Whichever way he turns, Mexico coach Sven-Goran Eriksson, whose team face his native Sweden in a friendly on Wednesday, runs into trouble.
If he looks to Europe for players, Eriksson will find most Mexicans either injured or warming the bench at their respective clubs. Previously seen as a chance to bring a more competitive and professional attitude to the national side, the export of Mexican players has become another headache for the national coach.
That leaves Eriksson with the Mexican championship — but here most of the top players are foreigners. Toluca won the most recent domestic title in December thanks largely to the exploits of their 39-year-old goalkeeper Hernan Cristante, born in Argentina, a stingy defence marshalled by Paraguayan Paulo da Silva and an attack led by Chilean Hector Mancilla, the championship’s top scorer (in previous championships, the topscorers were Humberto Suazo, another Chilean, and Alfredo Moreno, an Argentine).

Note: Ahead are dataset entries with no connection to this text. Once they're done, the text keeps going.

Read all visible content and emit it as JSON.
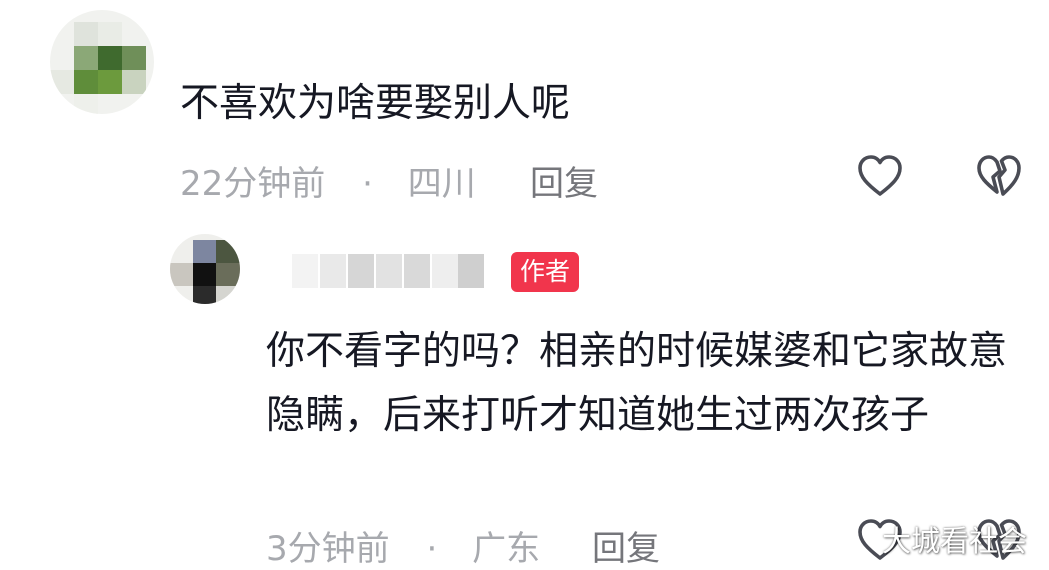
{
  "comment": {
    "text": "不喜欢为啥要娶别人呢",
    "time": "22分钟前",
    "separator": "·",
    "location": "四川",
    "reply_label": "回复",
    "like_icon": "heart-outline-icon",
    "dislike_icon": "broken-heart-icon"
  },
  "reply": {
    "author_badge": "作者",
    "text": "你不看字的吗？相亲的时候媒婆和它家故意隐瞒，后来打听才知道她生过两次孩子",
    "time": "3分钟前",
    "separator": "·",
    "location": "广东",
    "reply_label": "回复",
    "like_icon": "heart-outline-icon",
    "dislike_icon": "broken-heart-icon"
  },
  "watermark": "大城看社会",
  "colors": {
    "text": "#161823",
    "meta": "#a7a9ae",
    "badge": "#f1354c"
  }
}
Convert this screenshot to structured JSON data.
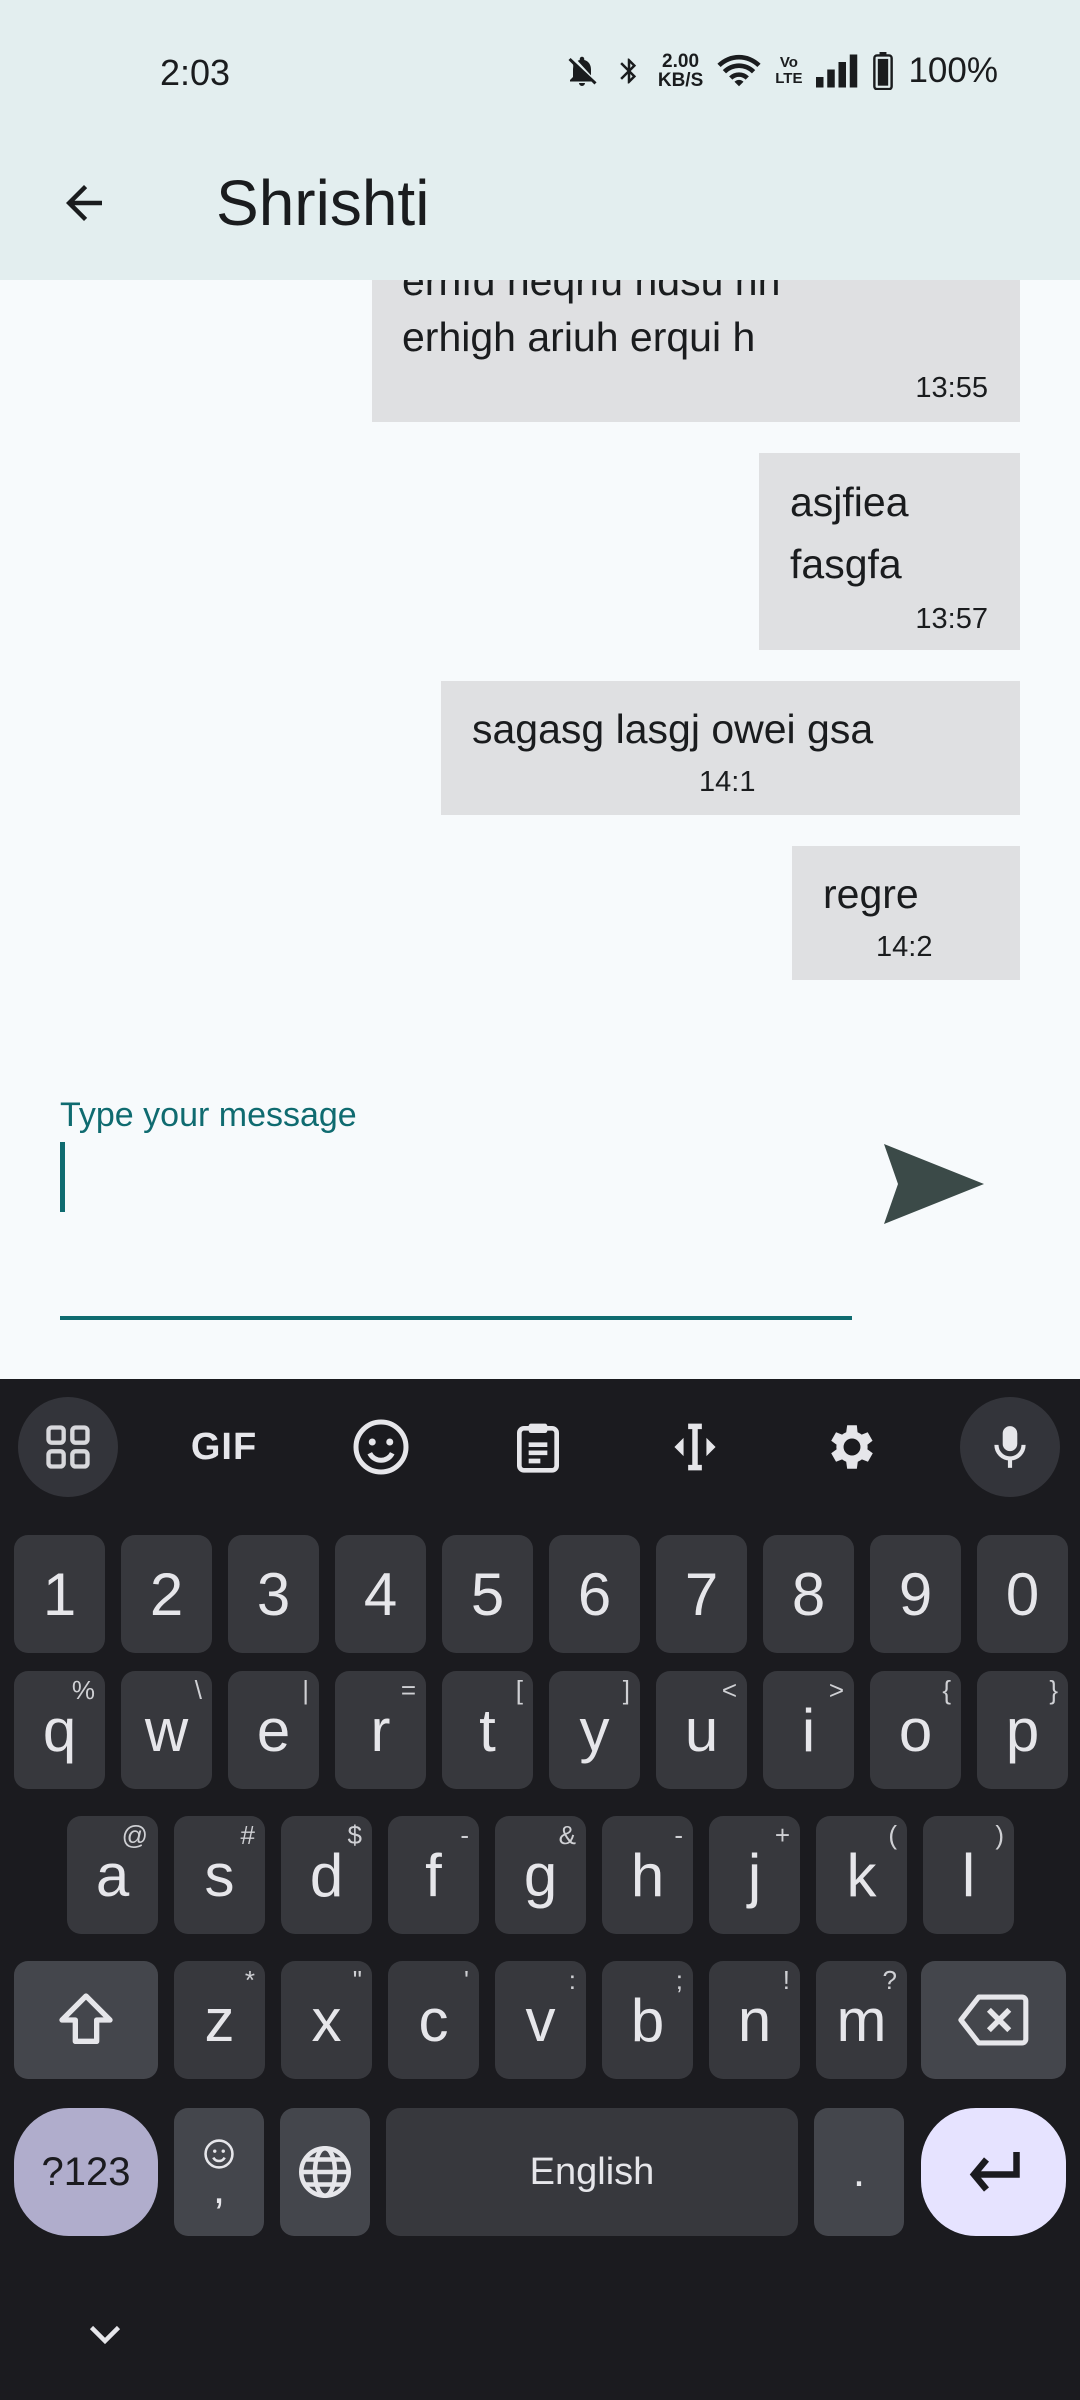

Many of Mexico’s foreigners have enjoyed their stay so much that they have settled down, raised families and taken out Mexican nationality. But this has brought Eriksson yet another dilemma. Four members of his squad to face Sweden were born outside Mexico, bringing howls of protest from the Mexican media and even members of his own squad.
“I think that if they have quality and a Mexican passport, they have to be in the Mexican national team,” said a bemused Eriksson. “Nobody told me this was prohibited.”
Mexico’s last three competitive games have produced defeats against Honduras and Jamaica and a draw in Canada. In just over two weeks’ time, they kick off the final stage of the CONCACAF World Cup qualifiers, a six-team mini-league, with a match away to bitter rivals United States, a team they have only beaten once in their last nine outings. Eriksson’s problems have already started with Barcelona’s Rafael Marquez suffering an injury which could keep him out of the tie.
Could Mexico actually miss out on the World Cup? The way things are at the moment, it seems possible.
If they were to lose to the U.S. and draw at home, lose in Costa Rica, Honduras and Trinidad & Tobago (Mexico have an atrocious record in the Caribbean) and drop a couple more points elsewhere, they could easily finish fourth in the six-team group. And that would condemn them to a two-leg play off against the fifth side in South America, when anything could happen.
PHOTO: Sven-Goran Eriksson of Sweden looks during a Mexico practice session in Mexico City Jan. 20, 2009. REUTERS/Felipe Leon